"This helps me very much, " he says.  "Thank you for helping me with this.  Yes, I have enough pens."

Was this some kind of "notebook scam"?  Did he have an "arrangement" with the owner of the stall?  Why did she tell me they cost 25 cordobas, but then charge me 30 cordobas more than the 75 total that three should have cost?  The woman had been hesitant to name her price, and I had been in the dark with my limited Spanish.

But I had already made a decision, and I wasn't interested in any more details.  I didn't feel that it was useful to pursue any more info from Moses if the cost of that info required either one of us to lose face.

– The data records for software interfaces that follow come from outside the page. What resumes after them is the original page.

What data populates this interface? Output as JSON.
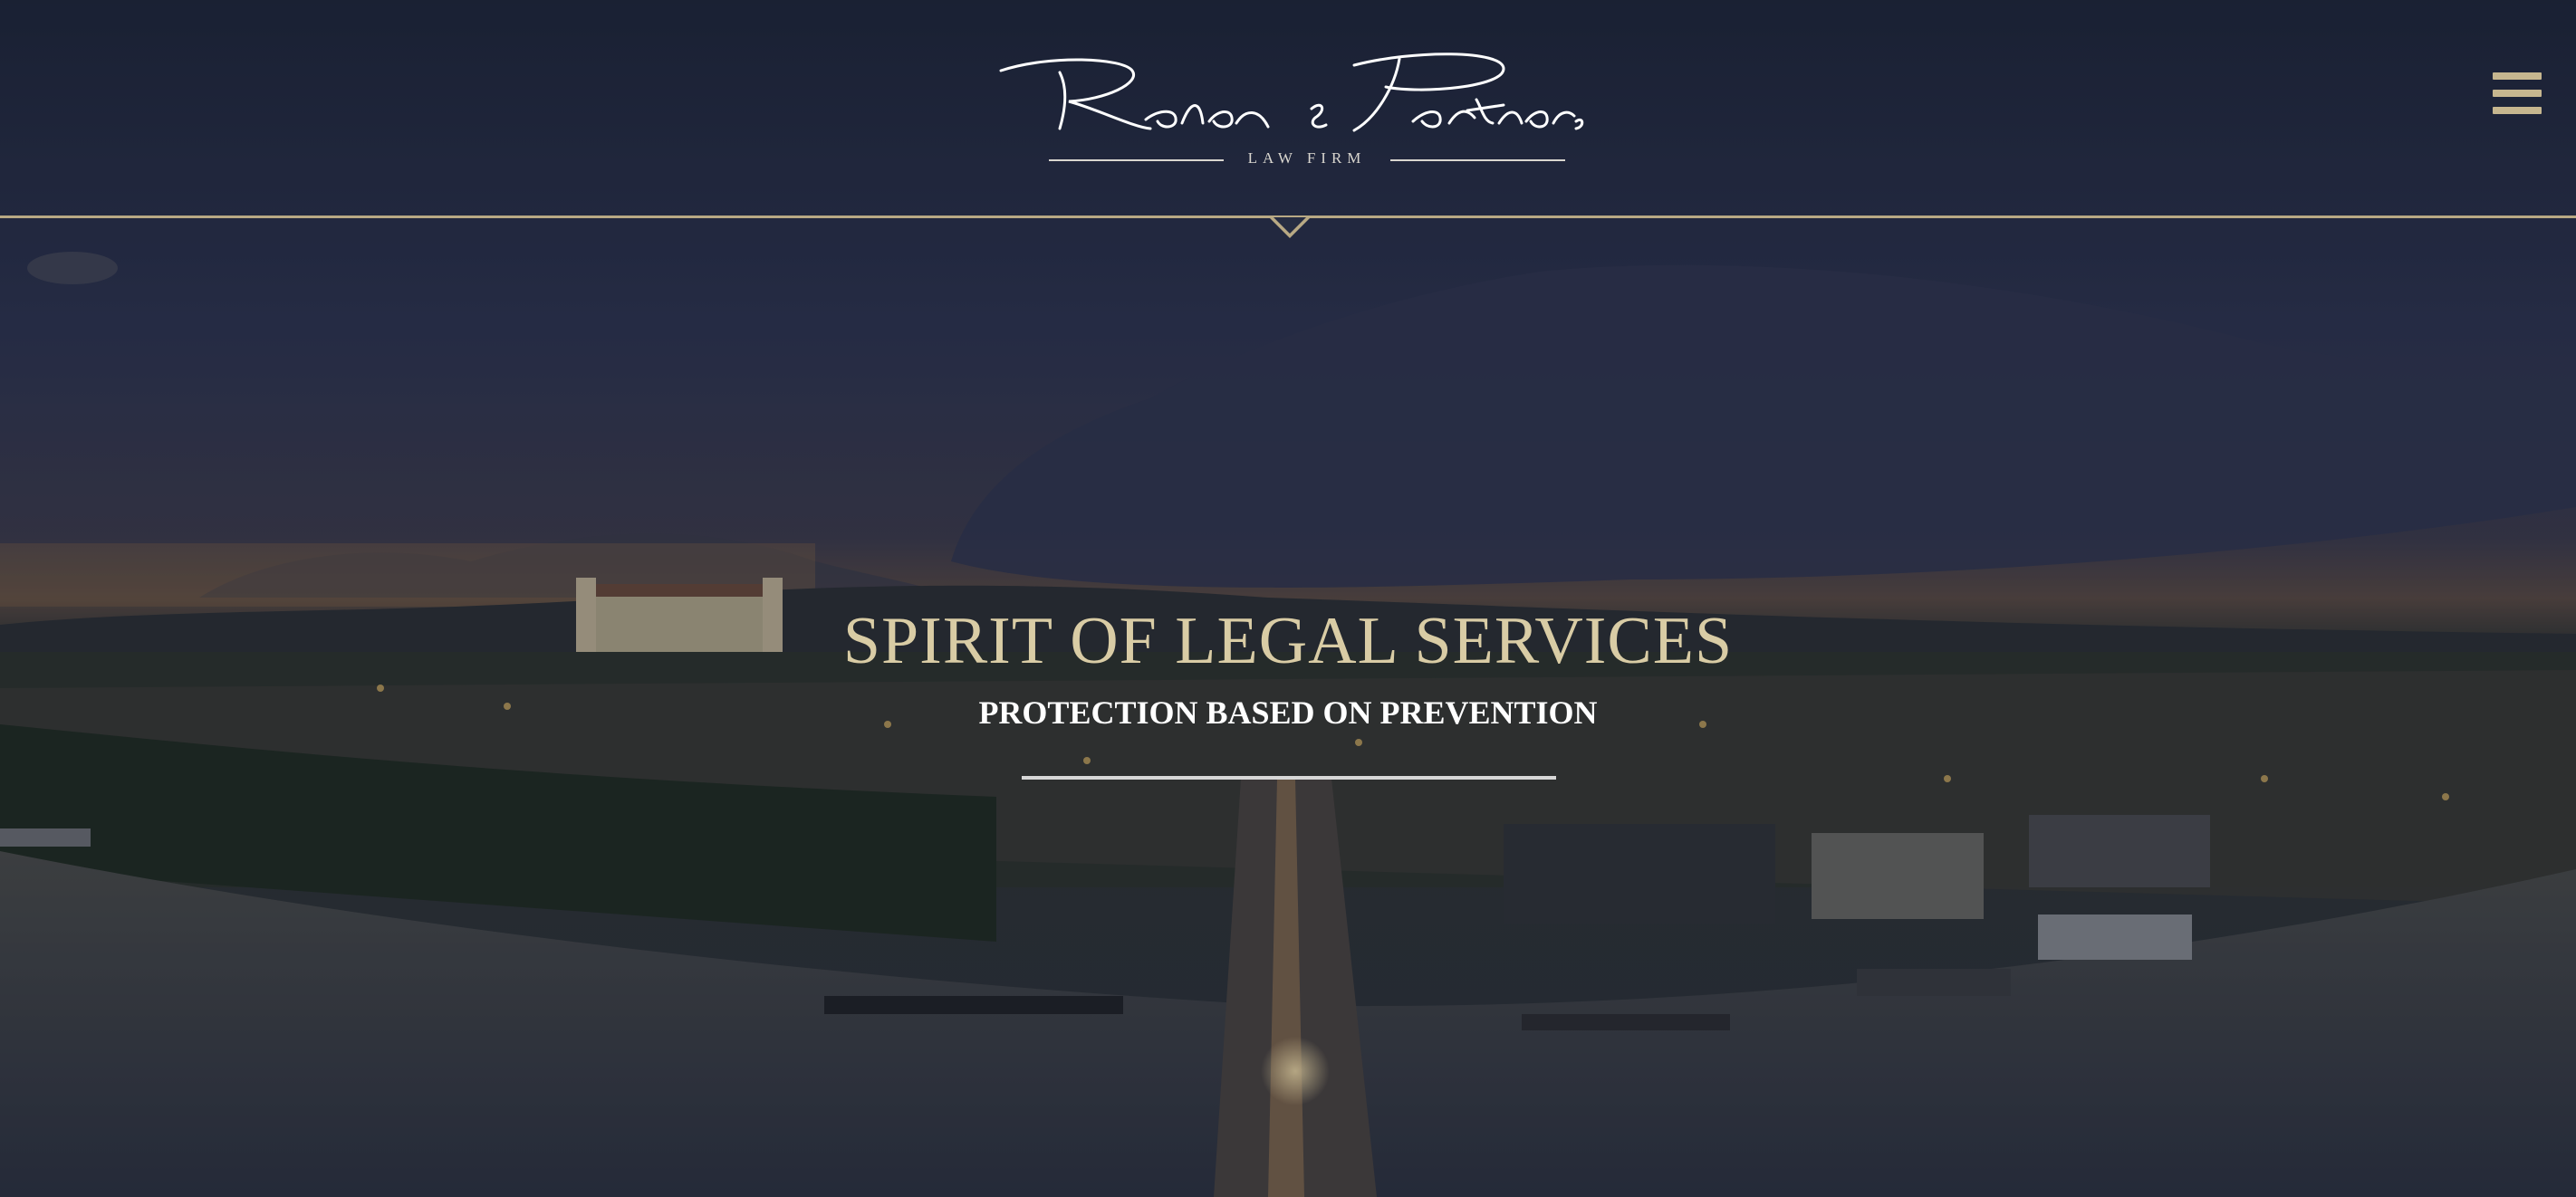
{
  "brand": {
    "logo_script": "Reben & Partners",
    "logo_subtitle": "LAW FIRM"
  },
  "hero": {
    "title": "SPIRIT OF LEGAL SERVICES",
    "subtitle": "PROTECTION BASED ON PREVENTION"
  },
  "header": {
    "menu_icon": "hamburger-menu-icon"
  },
  "colors": {
    "accent_gold": "#b8a984",
    "title_gold": "#d9cca5",
    "white": "#ffffff"
  }
}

Besides, when he turned my way to thank me, the look of pure gratitude on his face was enough to set my mind at ease.

We walked back to the center, and we parted ways with another handshake.  "Thank you very much again for helping me with this."

"Buenas suerte, " I said to him, "Good luck in school, and maybe I'll see you again next year if I come back to Granada, and then you will have your diploma and your job."

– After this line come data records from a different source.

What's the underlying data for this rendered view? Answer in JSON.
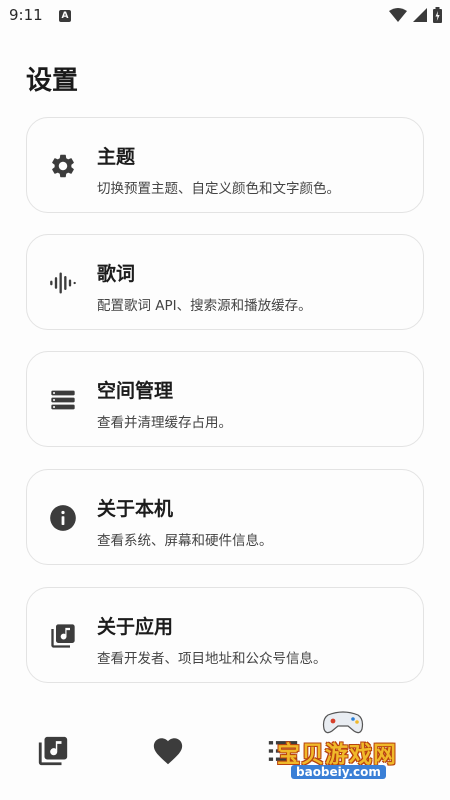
{
  "status_bar": {
    "time": "9:11",
    "indicator": "A",
    "icons": [
      "wifi-icon",
      "signal-icon",
      "battery-icon"
    ]
  },
  "page": {
    "title": "设置"
  },
  "settings": [
    {
      "title": "主题",
      "desc": "切换预置主题、自定义颜色和文字颜色。",
      "icon": "gear-icon"
    },
    {
      "title": "歌词",
      "desc": "配置歌词 API、搜索源和播放缓存。",
      "icon": "waveform-icon"
    },
    {
      "title": "空间管理",
      "desc": "查看并清理缓存占用。",
      "icon": "storage-icon"
    },
    {
      "title": "关于本机",
      "desc": "查看系统、屏幕和硬件信息。",
      "icon": "info-icon"
    },
    {
      "title": "关于应用",
      "desc": "查看开发者、项目地址和公众号信息。",
      "icon": "music-library-icon"
    }
  ],
  "bottom_nav": [
    "music-library-icon",
    "heart-icon",
    "list-icon"
  ],
  "watermark": {
    "text": "宝贝游戏网",
    "domain": "baobeiy.com"
  },
  "colors": {
    "icon": "#3c3c3c",
    "card_border": "#e3e3e3",
    "background": "#fdfdfd"
  }
}
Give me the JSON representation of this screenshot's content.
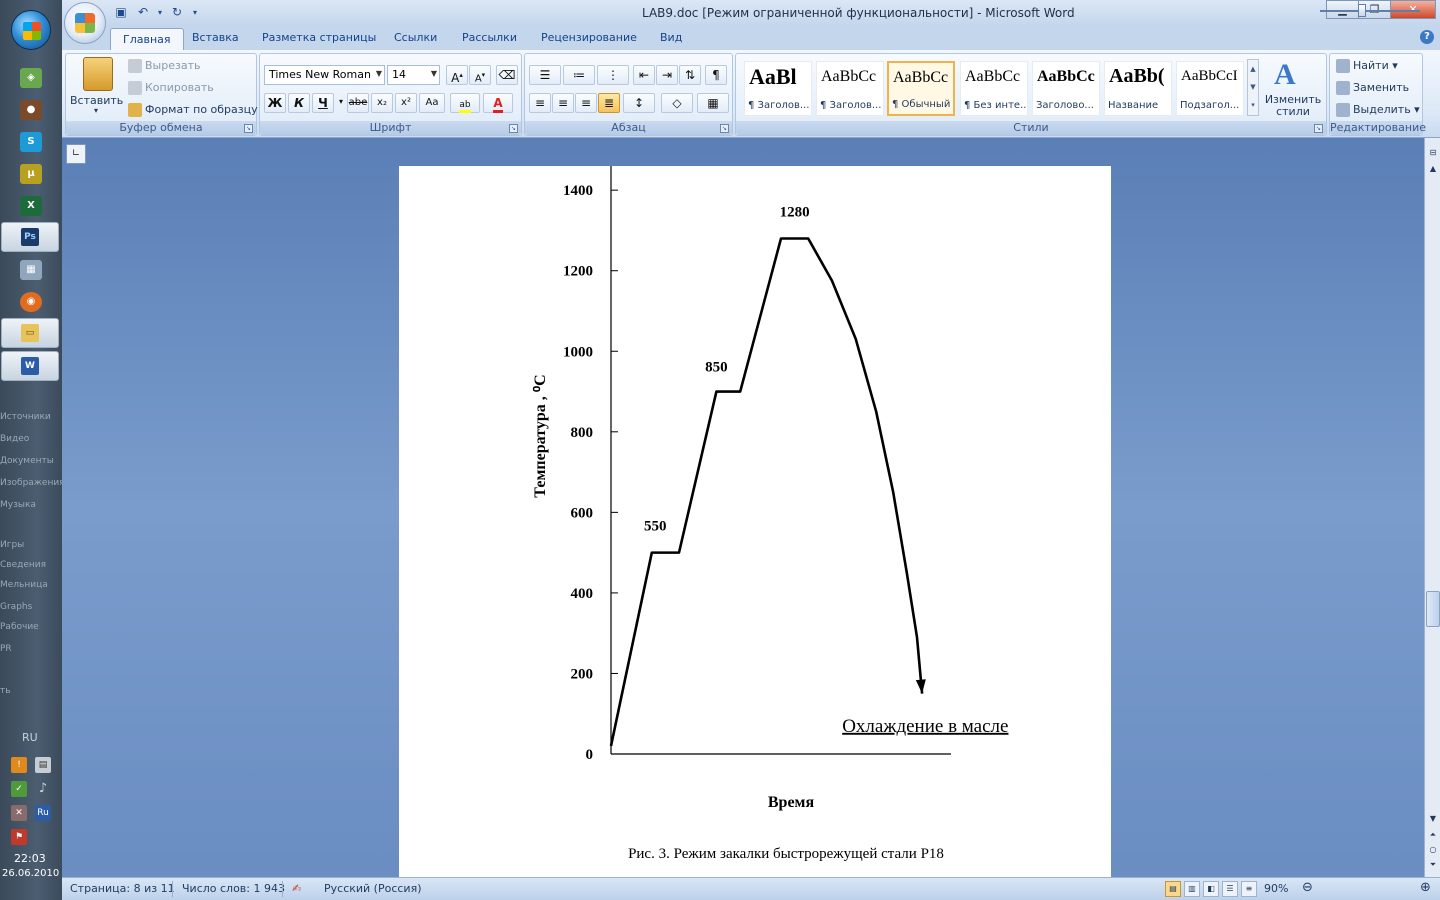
{
  "window": {
    "title": "LAB9.doc [Режим ограниченной функциональности] - Microsoft Word"
  },
  "taskbar": {
    "faded_items": [
      "Источники",
      "Видео",
      "Документы",
      "Изображения",
      "Музыка",
      "Игры",
      "Сведения",
      "Мельница",
      "Graphs",
      "Рабочие",
      "PR",
      "ть"
    ],
    "language": "RU",
    "tray_lang": "Ru",
    "clock_time": "22:03",
    "clock_date": "26.06.2010"
  },
  "tabs": [
    "Главная",
    "Вставка",
    "Разметка страницы",
    "Ссылки",
    "Рассылки",
    "Рецензирование",
    "Вид"
  ],
  "clipboard": {
    "paste": "Вставить",
    "cut": "Вырезать",
    "copy": "Копировать",
    "format_painter": "Формат по образцу",
    "label": "Буфер обмена"
  },
  "font": {
    "name": "Times New Roman",
    "size": "14",
    "bold": "Ж",
    "italic": "К",
    "underline": "Ч",
    "strike": "abe",
    "subscript": "x₂",
    "superscript": "x²",
    "case": "Aa",
    "grow": "A",
    "shrink": "A",
    "color": "A",
    "label": "Шрифт"
  },
  "paragraph": {
    "pilcrow": "¶",
    "label": "Абзац"
  },
  "styles": {
    "items": [
      {
        "sample": "AaBl",
        "name": "¶ Заголов..."
      },
      {
        "sample": "AaBbCc",
        "name": "¶ Заголов..."
      },
      {
        "sample": "AaBbCc",
        "name": "¶ Обычный"
      },
      {
        "sample": "AaBbCc",
        "name": "¶ Без инте..."
      },
      {
        "sample": "AaBbCc",
        "name": "Заголово..."
      },
      {
        "sample": "AaBb(",
        "name": "Название"
      },
      {
        "sample": "AaBbCcI",
        "name": "Подзагол..."
      }
    ],
    "change_styles": "Изменить стили",
    "label": "Стили"
  },
  "editing": {
    "find": "Найти",
    "replace": "Заменить",
    "select": "Выделить",
    "label": "Редактирование"
  },
  "chart_data": {
    "type": "line",
    "ylabel": "Температура , ⁰С",
    "xlabel": "Время",
    "yticks": [
      0,
      200,
      400,
      600,
      800,
      1000,
      1200,
      1400
    ],
    "ylim": [
      0,
      1460
    ],
    "points": [
      {
        "x": 0,
        "y": 20
      },
      {
        "x": 12,
        "y": 500
      },
      {
        "x": 20,
        "y": 500
      },
      {
        "x": 31,
        "y": 900
      },
      {
        "x": 38,
        "y": 900
      },
      {
        "x": 50,
        "y": 1280
      },
      {
        "x": 58,
        "y": 1280
      },
      {
        "x": 65,
        "y": 1175
      },
      {
        "x": 72,
        "y": 1030
      },
      {
        "x": 78,
        "y": 850
      },
      {
        "x": 83,
        "y": 650
      },
      {
        "x": 87,
        "y": 450
      },
      {
        "x": 90,
        "y": 290
      },
      {
        "x": 91.5,
        "y": 150
      }
    ],
    "annotations": [
      {
        "text": "550",
        "x": 13,
        "y": 555
      },
      {
        "text": "850",
        "x": 31,
        "y": 950
      },
      {
        "text": "1280",
        "x": 54,
        "y": 1335
      },
      {
        "text": "Охлаждение в масле",
        "x": 68,
        "y": 55
      }
    ],
    "caption": "Рис. 3. Режим закалки быстрорежущей стали Р18"
  },
  "status": {
    "page": "Страница: 8 из 11",
    "words": "Число слов: 1 943",
    "language": "Русский (Россия)",
    "zoom": "90%"
  }
}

"Good luck!" he said.  "I hope to see you here again."


  1. You did the right thing. In the end, it matters not what sort of sacrifice we actually made, but the fact that we are willing to sacrifice something for another has an effect upon that person. If it was a "notebook scam", you surely taught him a lesson by your actions that was worth more than 105 cordobas. And even if he did scam you out of 30 cordobas, or a dollar or two of your money, maybe it fed him that day. So I have a question...did you even bring your violin?

  2. Your comment is right on. These are precisely the thoughts I was wrestling with all day yesterday.

    I could have gone back to the market and asked the woman, "Was he speaking the truth?" But even if she answered me honestly, my chances of catching more than 10% of her meaning is nil. The best I could do in any case is rely on my gut, and my gut told me "this kid isn't bad." And while five bucks is a lot (for both of us, I might add), when we compare my station in life with his, five bucks is not a lot at all.

    As for your question: I have not traveled with my instrument for any of my three trips to Central America. I plan to address the issue in depth in another post, so look for that at a later date. . .